[[ Records, beginning ]]
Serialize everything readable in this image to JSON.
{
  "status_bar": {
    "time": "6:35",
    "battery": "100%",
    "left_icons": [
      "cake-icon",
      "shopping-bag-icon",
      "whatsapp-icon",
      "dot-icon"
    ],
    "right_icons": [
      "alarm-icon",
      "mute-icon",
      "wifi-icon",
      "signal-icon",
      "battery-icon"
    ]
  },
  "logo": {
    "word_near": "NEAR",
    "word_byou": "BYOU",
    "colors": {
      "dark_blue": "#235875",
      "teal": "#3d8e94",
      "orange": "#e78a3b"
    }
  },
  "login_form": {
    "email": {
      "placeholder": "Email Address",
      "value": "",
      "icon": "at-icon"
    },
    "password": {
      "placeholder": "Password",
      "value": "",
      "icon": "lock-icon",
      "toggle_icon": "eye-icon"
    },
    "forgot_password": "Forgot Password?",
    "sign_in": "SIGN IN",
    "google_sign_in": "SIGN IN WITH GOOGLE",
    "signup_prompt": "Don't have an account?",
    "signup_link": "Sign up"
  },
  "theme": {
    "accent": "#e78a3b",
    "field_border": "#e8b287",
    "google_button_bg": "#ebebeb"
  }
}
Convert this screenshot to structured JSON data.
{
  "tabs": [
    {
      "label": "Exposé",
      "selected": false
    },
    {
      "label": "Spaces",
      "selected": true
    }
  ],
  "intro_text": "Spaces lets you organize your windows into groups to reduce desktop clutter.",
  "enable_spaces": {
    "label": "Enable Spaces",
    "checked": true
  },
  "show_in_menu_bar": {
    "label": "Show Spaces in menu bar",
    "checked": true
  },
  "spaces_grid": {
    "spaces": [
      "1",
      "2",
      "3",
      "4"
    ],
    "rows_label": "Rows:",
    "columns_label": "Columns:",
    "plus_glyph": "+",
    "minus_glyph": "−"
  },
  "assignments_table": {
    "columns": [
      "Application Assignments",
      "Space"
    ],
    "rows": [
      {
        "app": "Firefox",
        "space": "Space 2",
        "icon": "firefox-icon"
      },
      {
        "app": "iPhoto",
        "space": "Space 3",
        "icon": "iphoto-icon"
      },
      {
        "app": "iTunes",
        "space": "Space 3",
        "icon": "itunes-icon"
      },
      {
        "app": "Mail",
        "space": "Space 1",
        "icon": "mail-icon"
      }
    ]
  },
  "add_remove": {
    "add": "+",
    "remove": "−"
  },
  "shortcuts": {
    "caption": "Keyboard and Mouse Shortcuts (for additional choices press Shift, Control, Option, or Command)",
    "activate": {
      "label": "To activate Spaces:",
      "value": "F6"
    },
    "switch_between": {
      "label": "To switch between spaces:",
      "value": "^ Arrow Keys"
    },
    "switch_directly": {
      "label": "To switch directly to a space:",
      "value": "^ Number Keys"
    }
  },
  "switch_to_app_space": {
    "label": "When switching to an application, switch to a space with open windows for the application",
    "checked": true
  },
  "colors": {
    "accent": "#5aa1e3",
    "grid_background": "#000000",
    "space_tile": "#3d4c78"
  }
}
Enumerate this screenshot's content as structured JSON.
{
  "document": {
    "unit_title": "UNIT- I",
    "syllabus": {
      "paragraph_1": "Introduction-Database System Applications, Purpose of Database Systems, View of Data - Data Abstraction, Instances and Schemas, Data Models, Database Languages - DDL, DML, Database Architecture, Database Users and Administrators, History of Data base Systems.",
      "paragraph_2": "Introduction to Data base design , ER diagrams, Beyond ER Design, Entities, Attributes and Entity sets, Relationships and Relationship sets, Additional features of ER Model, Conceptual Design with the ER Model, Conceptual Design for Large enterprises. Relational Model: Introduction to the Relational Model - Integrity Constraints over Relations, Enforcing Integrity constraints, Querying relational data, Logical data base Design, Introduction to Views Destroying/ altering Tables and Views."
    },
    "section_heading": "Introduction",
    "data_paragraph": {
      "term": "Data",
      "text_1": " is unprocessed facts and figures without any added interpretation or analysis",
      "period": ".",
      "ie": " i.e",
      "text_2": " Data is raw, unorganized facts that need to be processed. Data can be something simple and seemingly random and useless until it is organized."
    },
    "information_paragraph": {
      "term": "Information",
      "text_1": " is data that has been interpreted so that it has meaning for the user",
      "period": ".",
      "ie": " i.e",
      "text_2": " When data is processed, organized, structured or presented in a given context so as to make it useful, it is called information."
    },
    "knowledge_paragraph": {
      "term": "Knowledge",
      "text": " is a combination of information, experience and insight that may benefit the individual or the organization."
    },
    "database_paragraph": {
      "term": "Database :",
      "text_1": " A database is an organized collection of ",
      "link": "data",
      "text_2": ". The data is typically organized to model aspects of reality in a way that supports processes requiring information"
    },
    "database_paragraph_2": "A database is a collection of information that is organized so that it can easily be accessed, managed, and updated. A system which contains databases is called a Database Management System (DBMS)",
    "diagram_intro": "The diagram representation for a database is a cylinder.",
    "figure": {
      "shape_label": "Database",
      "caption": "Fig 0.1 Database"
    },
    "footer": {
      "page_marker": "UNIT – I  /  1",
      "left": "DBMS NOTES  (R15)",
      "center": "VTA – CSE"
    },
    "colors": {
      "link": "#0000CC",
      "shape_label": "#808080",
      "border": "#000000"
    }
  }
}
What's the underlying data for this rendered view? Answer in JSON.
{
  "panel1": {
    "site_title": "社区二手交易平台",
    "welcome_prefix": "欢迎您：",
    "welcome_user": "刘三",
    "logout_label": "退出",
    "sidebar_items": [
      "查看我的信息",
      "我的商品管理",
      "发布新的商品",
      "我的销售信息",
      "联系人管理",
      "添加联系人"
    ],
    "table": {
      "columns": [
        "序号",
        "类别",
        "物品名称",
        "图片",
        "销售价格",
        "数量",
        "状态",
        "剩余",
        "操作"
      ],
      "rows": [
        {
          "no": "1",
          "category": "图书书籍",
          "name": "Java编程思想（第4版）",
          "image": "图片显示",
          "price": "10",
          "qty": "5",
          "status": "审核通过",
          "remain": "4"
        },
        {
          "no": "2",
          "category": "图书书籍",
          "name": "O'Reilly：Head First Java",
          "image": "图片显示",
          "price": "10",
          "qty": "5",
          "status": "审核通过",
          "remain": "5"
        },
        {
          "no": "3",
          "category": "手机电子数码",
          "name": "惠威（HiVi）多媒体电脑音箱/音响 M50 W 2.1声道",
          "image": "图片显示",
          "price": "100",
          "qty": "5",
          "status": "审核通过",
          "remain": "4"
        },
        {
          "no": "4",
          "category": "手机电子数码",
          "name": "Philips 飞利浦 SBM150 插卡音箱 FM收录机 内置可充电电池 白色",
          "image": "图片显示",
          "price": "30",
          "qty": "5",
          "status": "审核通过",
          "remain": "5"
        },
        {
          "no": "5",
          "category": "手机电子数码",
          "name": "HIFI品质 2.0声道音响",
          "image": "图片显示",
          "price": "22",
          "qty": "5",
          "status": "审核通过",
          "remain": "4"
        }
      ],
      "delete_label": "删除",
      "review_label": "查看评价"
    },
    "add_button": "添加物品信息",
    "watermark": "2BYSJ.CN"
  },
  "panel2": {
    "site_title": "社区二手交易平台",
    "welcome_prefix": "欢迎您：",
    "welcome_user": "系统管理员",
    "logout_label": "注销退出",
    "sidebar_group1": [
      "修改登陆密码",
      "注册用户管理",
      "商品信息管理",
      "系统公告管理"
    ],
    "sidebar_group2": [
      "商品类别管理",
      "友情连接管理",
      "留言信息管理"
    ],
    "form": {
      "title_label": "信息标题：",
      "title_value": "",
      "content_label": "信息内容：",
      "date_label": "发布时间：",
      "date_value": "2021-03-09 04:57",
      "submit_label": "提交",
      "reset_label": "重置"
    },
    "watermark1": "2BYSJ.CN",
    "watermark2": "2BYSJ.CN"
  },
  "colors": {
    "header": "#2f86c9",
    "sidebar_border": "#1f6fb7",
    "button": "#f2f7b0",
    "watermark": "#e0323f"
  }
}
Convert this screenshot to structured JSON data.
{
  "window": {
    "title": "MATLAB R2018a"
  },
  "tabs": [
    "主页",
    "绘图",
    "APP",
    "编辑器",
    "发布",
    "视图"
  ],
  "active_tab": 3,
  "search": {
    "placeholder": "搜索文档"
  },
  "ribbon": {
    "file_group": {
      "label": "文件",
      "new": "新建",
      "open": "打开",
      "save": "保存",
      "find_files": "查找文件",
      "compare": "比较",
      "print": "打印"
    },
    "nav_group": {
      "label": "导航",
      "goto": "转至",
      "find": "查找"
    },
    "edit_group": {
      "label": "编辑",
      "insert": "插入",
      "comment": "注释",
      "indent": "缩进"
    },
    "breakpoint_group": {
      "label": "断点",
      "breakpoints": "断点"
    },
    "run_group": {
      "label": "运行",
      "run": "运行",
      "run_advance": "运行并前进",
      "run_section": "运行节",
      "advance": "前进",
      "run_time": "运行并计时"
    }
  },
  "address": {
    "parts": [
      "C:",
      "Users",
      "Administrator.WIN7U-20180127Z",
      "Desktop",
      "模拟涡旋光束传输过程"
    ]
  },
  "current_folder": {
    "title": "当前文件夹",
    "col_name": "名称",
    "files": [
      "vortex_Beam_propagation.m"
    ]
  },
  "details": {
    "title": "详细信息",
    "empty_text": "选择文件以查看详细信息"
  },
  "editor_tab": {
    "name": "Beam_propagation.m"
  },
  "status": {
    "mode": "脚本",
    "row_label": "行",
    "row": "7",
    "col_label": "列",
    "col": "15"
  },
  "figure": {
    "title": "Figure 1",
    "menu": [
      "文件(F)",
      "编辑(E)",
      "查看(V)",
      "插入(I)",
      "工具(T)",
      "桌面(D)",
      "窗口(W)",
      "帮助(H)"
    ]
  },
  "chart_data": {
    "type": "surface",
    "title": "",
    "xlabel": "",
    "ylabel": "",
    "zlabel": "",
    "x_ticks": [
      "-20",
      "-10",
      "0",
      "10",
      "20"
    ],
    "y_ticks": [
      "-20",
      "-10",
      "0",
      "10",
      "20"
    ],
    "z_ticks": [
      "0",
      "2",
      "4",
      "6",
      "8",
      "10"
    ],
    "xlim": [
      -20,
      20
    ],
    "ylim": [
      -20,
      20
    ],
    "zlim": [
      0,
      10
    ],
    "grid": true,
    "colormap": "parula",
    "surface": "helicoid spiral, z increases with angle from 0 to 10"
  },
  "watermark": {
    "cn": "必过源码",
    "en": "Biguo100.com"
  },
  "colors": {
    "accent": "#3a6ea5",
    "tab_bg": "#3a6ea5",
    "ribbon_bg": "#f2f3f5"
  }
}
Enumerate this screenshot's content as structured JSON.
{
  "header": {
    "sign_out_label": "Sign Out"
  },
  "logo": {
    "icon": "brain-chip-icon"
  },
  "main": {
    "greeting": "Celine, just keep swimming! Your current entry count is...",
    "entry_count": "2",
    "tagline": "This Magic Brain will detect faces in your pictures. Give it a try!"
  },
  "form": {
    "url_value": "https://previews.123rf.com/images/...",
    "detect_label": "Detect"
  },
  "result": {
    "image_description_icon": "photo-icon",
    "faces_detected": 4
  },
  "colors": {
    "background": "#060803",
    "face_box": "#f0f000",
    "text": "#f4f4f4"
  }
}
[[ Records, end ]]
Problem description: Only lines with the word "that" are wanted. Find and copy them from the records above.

Answer box:
      "text_2": " Data is raw, unorganized facts that need to be processed. Data can be something simple and seemingly random and useless until it is organized."
      "text_1": " is data that has been interpreted so that it has meaning for the user",
      "text": " is a combination of information, experience and insight that may benefit the individual or the organization."
      "text_2": ". The data is typically organized to model aspects of reality in a way that supports processes requiring information"
    "database_paragraph_2": "A database is a collection of information that is organized so that it can easily be accessed, managed, and updated. A system which contains databases is called a Database Management System (DBMS)",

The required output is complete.